The Different Surgical Treatments for a Herniated Disk

You've surely heard more than once about someone who suffers from a herniated disk. What does it mean and how is this issue treated?
The Different Surgical Treatments for a Herniated Disk

Last update: 20 March, 2020

A herniated disk is a very common pathology. It’s something that can affect us all, especially as we become older. There are multiple ways to treat it, but if the less invasive techniques fail, there are also different surgical treatments for herniated disks that can solve the more serious cases.

What is a herniated disk?

In between each one of our vertebrae, there’s something called an intervertebral disk. It consists of a nucleus pulposus on the inside and a fibrous ring that surrounds it.

The role of this disk is to cushion the load that our column supports.

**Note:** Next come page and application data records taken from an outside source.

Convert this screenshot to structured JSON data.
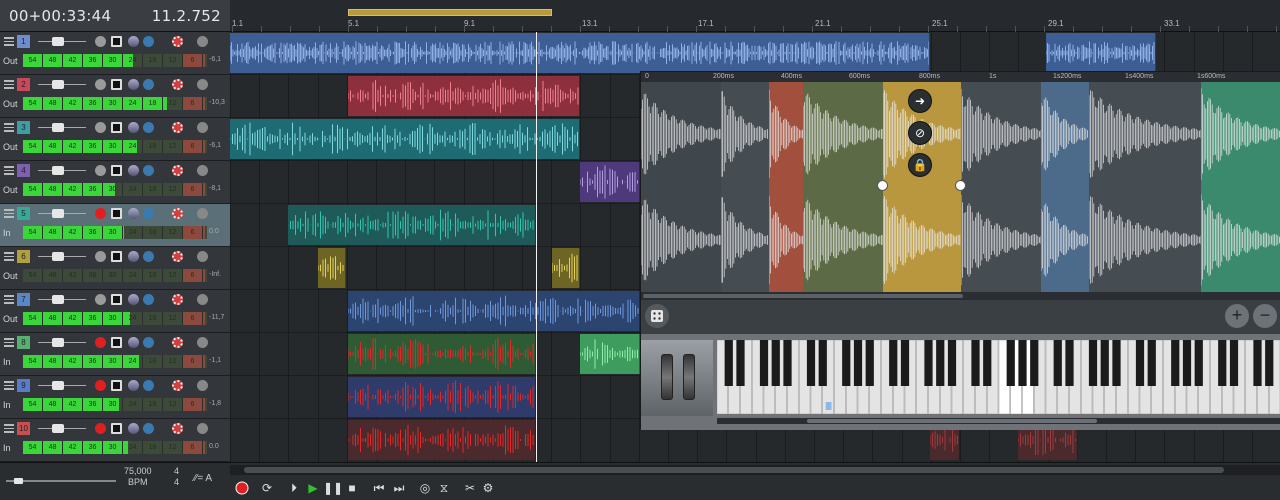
{
  "transport_display": {
    "time": "00+00:33:44",
    "position": "11.2.752"
  },
  "ruler": {
    "markers": [
      "1.1",
      "5.1",
      "9.1",
      "13.1",
      "17.1",
      "21.1",
      "25.1",
      "29.1",
      "33.1"
    ]
  },
  "tracks": [
    {
      "number": "1",
      "io": "Out",
      "level": "-6,1",
      "color": "#6f8ccc",
      "record": false,
      "selected": false
    },
    {
      "number": "2",
      "io": "Out",
      "level": "-10,3",
      "color": "#c84a5a",
      "record": false,
      "selected": false
    },
    {
      "number": "3",
      "io": "Out",
      "level": "-6,1",
      "color": "#3e9ea6",
      "record": false,
      "selected": false
    },
    {
      "number": "4",
      "io": "Out",
      "level": "-8,1",
      "color": "#7e5fb0",
      "record": false,
      "selected": false
    },
    {
      "number": "5",
      "io": "In",
      "level": "0.0",
      "color": "#38a898",
      "record": true,
      "selected": true
    },
    {
      "number": "6",
      "io": "Out",
      "level": "-Inf.",
      "color": "#b0a040",
      "record": false,
      "selected": false
    },
    {
      "number": "7",
      "io": "Out",
      "level": "-11,7",
      "color": "#5a86c8",
      "record": false,
      "selected": false
    },
    {
      "number": "8",
      "io": "In",
      "level": "-1,1",
      "color": "#58b070",
      "record": true,
      "selected": false
    },
    {
      "number": "9",
      "io": "In",
      "level": "-1,8",
      "color": "#5a7cc8",
      "record": true,
      "selected": false
    },
    {
      "number": "10",
      "io": "In",
      "level": "0.0",
      "color": "#c85050",
      "record": true,
      "selected": false
    }
  ],
  "meter_scale": [
    "54",
    "48",
    "42",
    "36",
    "30",
    "24",
    "18",
    "12",
    "6"
  ],
  "editor": {
    "ruler_labels": [
      "0",
      "200ms",
      "400ms",
      "600ms",
      "800ms",
      "1s",
      "1s200ms",
      "1s400ms",
      "1s600ms"
    ],
    "slice_buttons": [
      "arrow-right-icon",
      "unlink-icon",
      "lock-icon"
    ]
  },
  "footer": {
    "bpm_value": "75,000",
    "bpm_label": "BPM",
    "sig_top": "4",
    "sig_bottom": "4",
    "snap_label": "= A"
  },
  "colors": {
    "record": "#e02020",
    "play": "#30c030",
    "accent_loop": "#b89a3a"
  }
}
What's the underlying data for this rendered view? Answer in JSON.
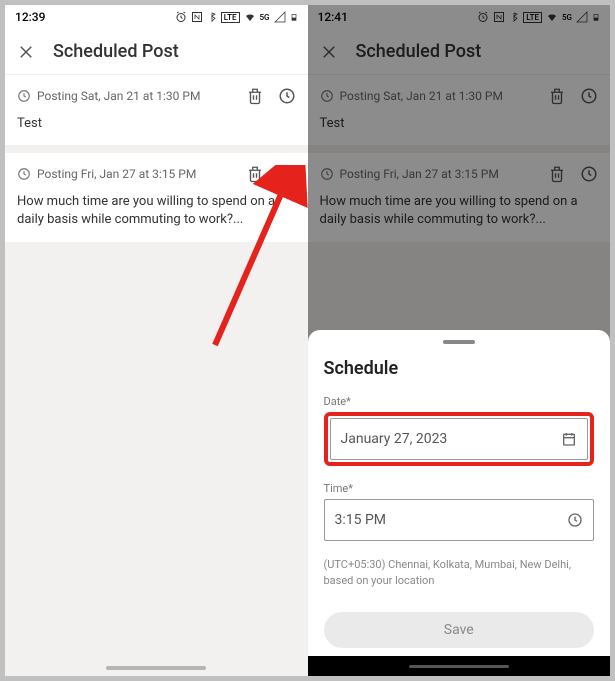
{
  "left": {
    "time": "12:39",
    "header_title": "Scheduled Post",
    "posts": [
      {
        "schedule": "Posting Sat, Jan 21 at 1:30 PM",
        "body": "Test"
      },
      {
        "schedule": "Posting Fri, Jan 27 at 3:15 PM",
        "body": "How much time are you willing to spend on a daily basis while commuting to work?..."
      }
    ]
  },
  "right": {
    "time": "12:41",
    "header_title": "Scheduled Post",
    "posts": [
      {
        "schedule": "Posting Sat, Jan 21 at 1:30 PM",
        "body": "Test"
      },
      {
        "schedule": "Posting Fri, Jan 27 at 3:15 PM",
        "body": "How much time are you willing to spend on a daily basis while commuting to work?..."
      }
    ],
    "sheet": {
      "title": "Schedule",
      "date_label": "Date*",
      "date_value": "January 27, 2023",
      "time_label": "Time*",
      "time_value": "3:15 PM",
      "timezone": "(UTC+05:30) Chennai, Kolkata, Mumbai, New Delhi, based on your location",
      "save": "Save"
    }
  },
  "status_icons_text": "⏰ Ⓝ ✻ ⁵ᴳ ♥ ⁵ᴳ ⊿ ▮",
  "colors": {
    "highlight": "#e5221b"
  }
}
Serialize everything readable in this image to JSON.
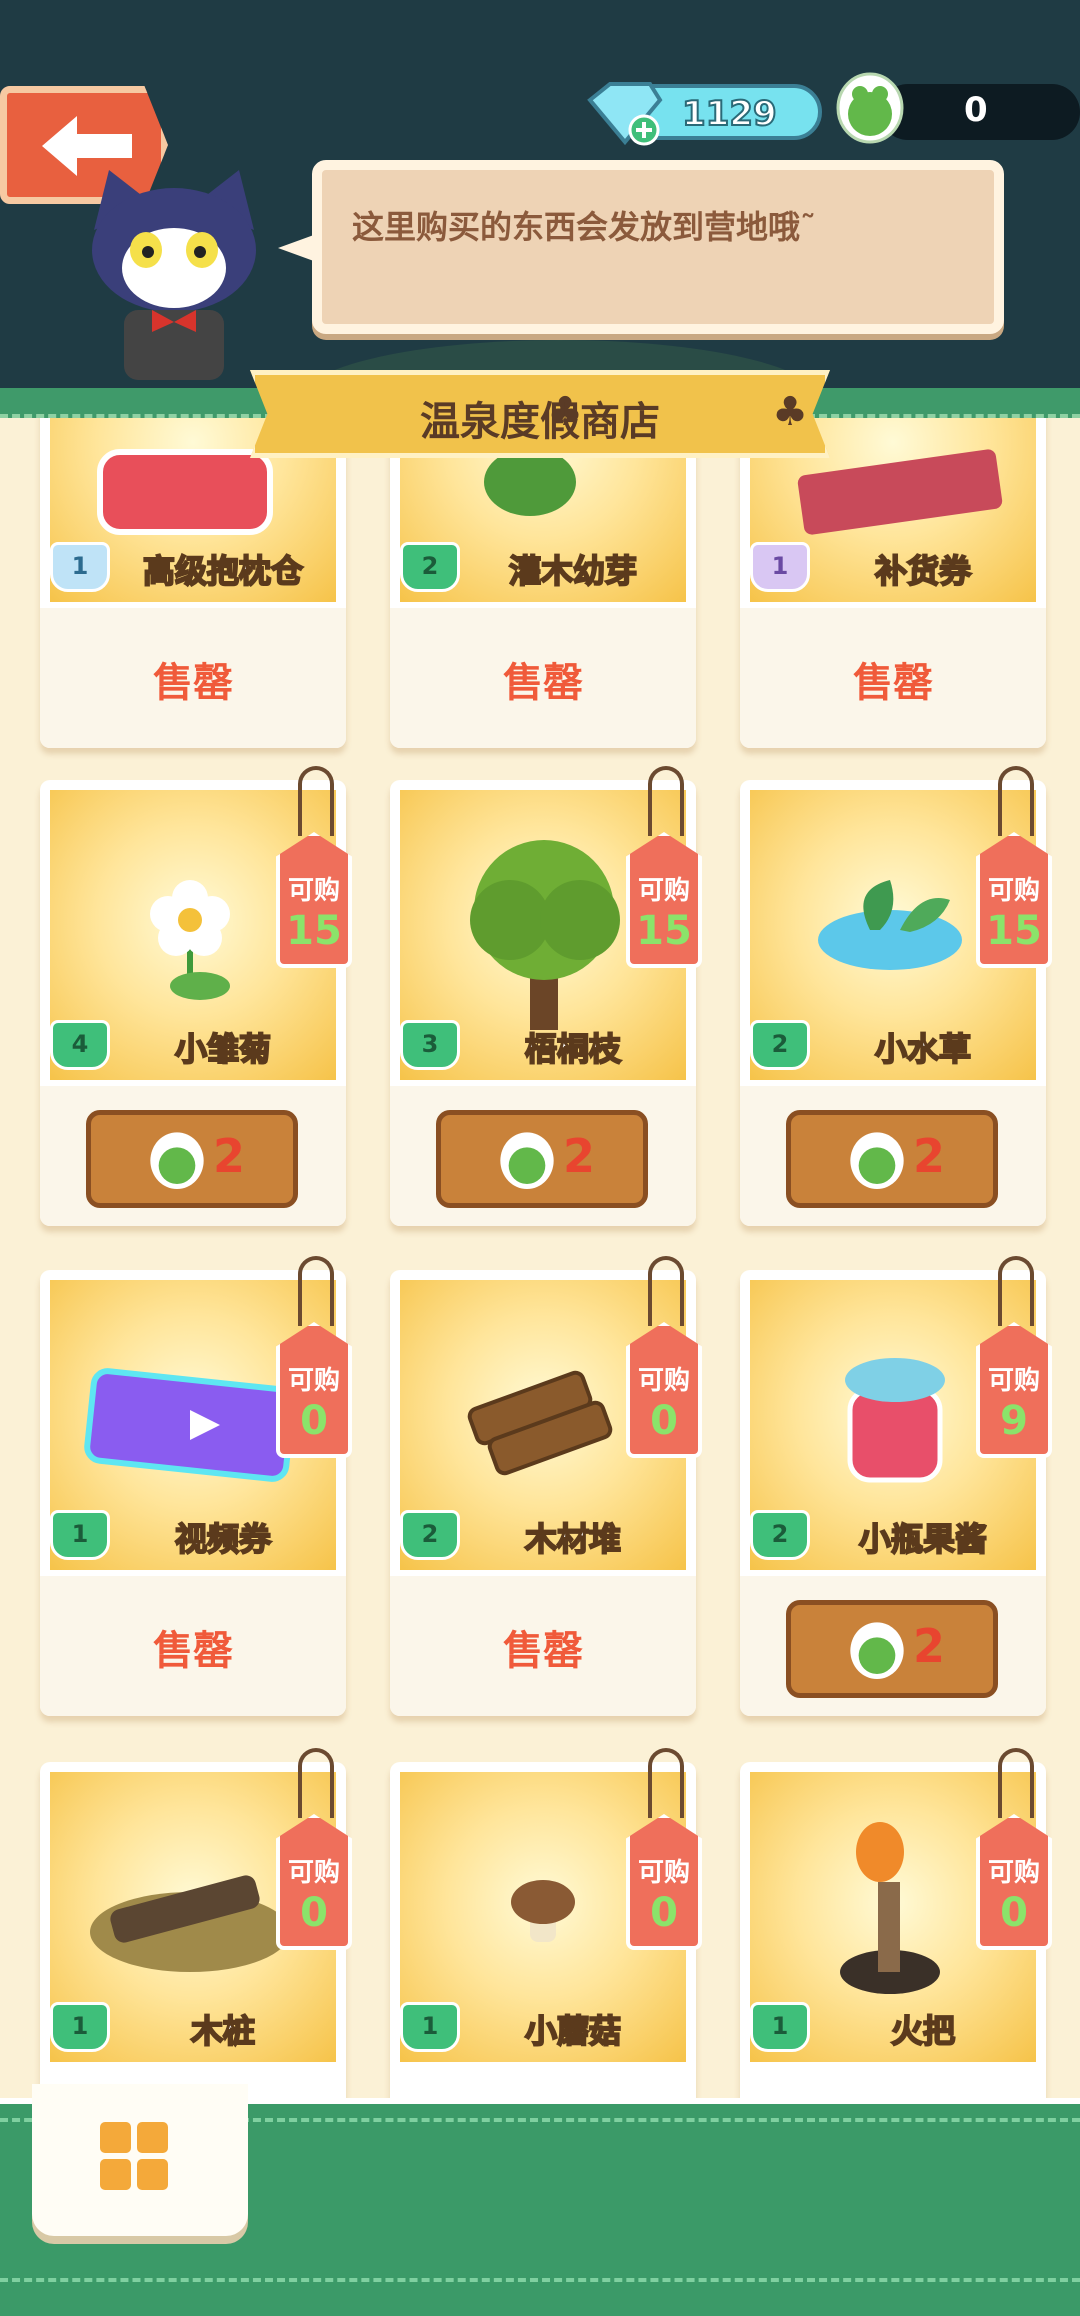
{
  "header": {
    "gems": "1129",
    "frog_coins": "0",
    "speech": "这里购买的东西会发放到营地哦˜",
    "shop_title": "温泉度假商店"
  },
  "labels": {
    "sold_out": "售罄",
    "can_buy": "可购"
  },
  "colors": {
    "accent": "#f05a3a",
    "green": "#3fbf7a",
    "header": "#1f3b44"
  },
  "items": [
    {
      "name": "高级抱枕仓",
      "rank": "1",
      "status": "售罄"
    },
    {
      "name": "灌木幼芽",
      "rank": "2",
      "status": "售罄"
    },
    {
      "name": "补货券",
      "rank": "1",
      "status": "售罄"
    },
    {
      "name": "小雏菊",
      "rank": "4",
      "stock": "15",
      "price": "2"
    },
    {
      "name": "梧桐枝",
      "rank": "3",
      "stock": "15",
      "price": "2"
    },
    {
      "name": "小水草",
      "rank": "2",
      "stock": "15",
      "price": "2"
    },
    {
      "name": "视频券",
      "rank": "1",
      "stock": "0",
      "status": "售罄"
    },
    {
      "name": "木材堆",
      "rank": "2",
      "stock": "0",
      "status": "售罄"
    },
    {
      "name": "小瓶果酱",
      "rank": "2",
      "stock": "9",
      "price": "2"
    },
    {
      "name": "木桩",
      "rank": "1",
      "stock": "0"
    },
    {
      "name": "小蘑菇",
      "rank": "1",
      "stock": "0"
    },
    {
      "name": "火把",
      "rank": "1",
      "stock": "0"
    }
  ]
}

On top of that, it also prevents the vertebrae from rubbing against each other; in turn, this allows our back to move fluently.

A herniated disk happens when the nucleus pulposus of the disk breaks the barrier of the fibrous ring. This causes it to move backward and compress the nerve roots that come out from between the vertebrae.

This may occur due to the progressive deterioration of the ring, which ends up giving in with the passage of time. However, it can also happen suddenly, when exerting too much effort with a bad posture. In this case, the ring is unable to withstand said effort and it gives in.

What movements can lead to a herniated disk?

To explain this, we have to take a look at how the nucleus pulposus works and understand the explanation in the previous paragraph. The nucleus pulposus slides in the opposite direction to the movement. This means that if we bend down to pick something up, the front part of the vertebrae gets closer, and the nucleus pulposus moves back to allow this movement.

A woman with back and neck pain due to a herniated disk

Knowing this, and taking into account that a hernia happens when the nucleus moves back quickly or suddenly, it’s easy to see that herniated disks occur mainly due to movements in which we flex our spine. In other words, it happens when we lean forward.

Secondly, for torsion reasons, rotating our column is also detrimental, although to a lesser extent. However, the worst movement is when we do both things at once, as this academic publication shows.

Flexing the column while rotating it combines compression and torsion forces. Both of them require a great effort from our back structure. Thus, we must be extra careful when picking up an object that isn’t directly in front of us, for example.

At this point, it’s important to mention another small detail: muscle strength is a decisive factor in this matter. Having toned paravertebral muscles can help to keep everything in place.

To fulfill this requirement, there are specific exercises that we can do of greater and lower intensity. However, simply walking and not spending too much time sitting down, already contributes a lot in this regard.

The most common surgical treatment

If you’ve had the misfortune of suffering from a herniated disk, it may heal with a few visits to the physical therapist and medication to reduce inflammation and relieve pain. However, depending on the severity of your case, surgery may also be necessary.

In most cases, doctors opt for a diskectomy, in which they remove the affected vertebral disk. There’s also the possibility of removing a ligament in the affected area. Another option is fixing the vertebrae that are above and below the problem disk.

A doctor checking the back of a patient to detect herniated disks

To date, there’s no better-proven technique to treat herniated disks than a simple diskectomy, which may even be a microdiscectomy. In this case, the patient only requires a very small incision, and the surgery is performed with an operating microscope. It has the added advantage of shorter rehabilitation periods.

Recovering after a herniated disk surgery will depend on your daily activities and how well we stick to the treatment and exercises indicated by the professionals. As soon as you’re released from the hospital, the physical therapist will prescribe a set of exercises.

The improvement will be gradual, but you should be able to walk normally and perform basic daily tasks around a month later. As you continue to strengthen your back and abdomen muscles, the discomfort will disappear, and you’ll be able to make greater efforts.

If your day to day requires lifting heavy loads or doing sports that cause great stress on the spine, recovery can take up to a year.

All cited sources were thoroughly reviewed by our team to ensure their quality, reliability, currency, and validity. The bibliography of this article was considered reliable and of academic or scientific accuracy.

    • Exercise regimens and physical activity after lumbar discectomy: Facilitators and barriers. Oosterhuis, T; Westerman, MJ; Suman, A; Ostelo, R C; MW van Tulder. Journal of Science and Medicine in Sport, supl. Supplement 1; Belconnen Tomo 20.
    • Hernia discal lumbar: historia natural, papel de la exploración, timing de la cirugía, opciones de tratamiento y conflicto de intereses. Pedro DD; López AR; Salazar JM; Alonso VM. Neurocirugía (English Edition), Volume 28, Issue 3, May–June 2017, Pages 124-134.
    • Hernia discal lumbar, una visión terapéutica. Tabares NH; Díaz QJ; Tabares SH; Tabares SL. Revista Cubana de Ortopedia y Traumatología 2016; 30 (1).

This text is provided for informational purposes only and does not replace consultation with a professional. If in doubt, consult your specialist.